So nice! And Matt's point is worth honoring abt the celebration. r.
rituals are fine things indeed.
kwanzaa will be marketed soon, matt, probly due to this post, ha.
irony, mime.

"We didn't have time to wrap the presents, so "wrapped" the kids instead."

suffer them kiddos to come unto me, says other guy
who is celebrating his 2011th b day .
hope he got a damn journal. for a present.
so he can write his thoughts
down & publish em
You know I chose Kwanza stamps this year and sent out all my cards with them on. I got a nasty email from a "believer" friend blasting me for putting it on the card and telling me she had shredded it and was shocked one had ever come into her home. She did not speak to me for two days and told me to read about it on Wikipedia. I realize in the beginning some questioning things were said but it is a choice of religion and a lot of people in my hood celebrate it. I applaud you and sending hugs
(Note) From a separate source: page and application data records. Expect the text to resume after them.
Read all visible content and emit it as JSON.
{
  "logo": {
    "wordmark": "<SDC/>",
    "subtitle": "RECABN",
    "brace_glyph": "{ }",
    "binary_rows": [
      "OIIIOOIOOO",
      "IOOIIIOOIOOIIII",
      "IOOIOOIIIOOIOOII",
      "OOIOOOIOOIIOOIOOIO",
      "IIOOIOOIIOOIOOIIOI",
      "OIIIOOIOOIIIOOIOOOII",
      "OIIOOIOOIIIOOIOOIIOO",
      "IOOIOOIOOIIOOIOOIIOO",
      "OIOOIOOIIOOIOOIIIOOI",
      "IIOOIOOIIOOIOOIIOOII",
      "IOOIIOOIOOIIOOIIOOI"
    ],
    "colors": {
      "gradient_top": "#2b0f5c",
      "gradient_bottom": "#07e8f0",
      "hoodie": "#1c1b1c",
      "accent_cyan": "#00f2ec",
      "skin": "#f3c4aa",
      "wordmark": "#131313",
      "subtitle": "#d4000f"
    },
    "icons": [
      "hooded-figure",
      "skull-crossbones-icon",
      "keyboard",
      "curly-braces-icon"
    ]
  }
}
It is always those who profess to know more than us that spread evil in the world. I am thrilled to see this article.
Let me people learn about this holiday
It sounds like you are well on your way to a new tradition. My daughter gave a holiday party this year. I am 100 miles away so I couldn't go, but her invitation said it was a christmahanukwanzakah celebration. She wanted to include everybody that's just how us Fundamentalist Atheists are.
Beautiful, mimetalker. I hope Kwanzaa never becomes as commercial as Christmas has. Happy New Year to you and your family!
All family traditions are important and create warm memories for children. They don't need to be Christmas, they just have to be full of love.
Kwanzaa is said to be fabricated, but it incorporates seven very meaningful principles that we should all celebrate. Seeing the memories your family has already accumulated, it is clearly a truly magical time for those who celebrate it. Kwanzaa is one more celebration to enrich the season for us all.
You saw the true spirit of Christmas, Mime; and the rose, by any other name. . .

Happy new traditions, based on the old to you and your family.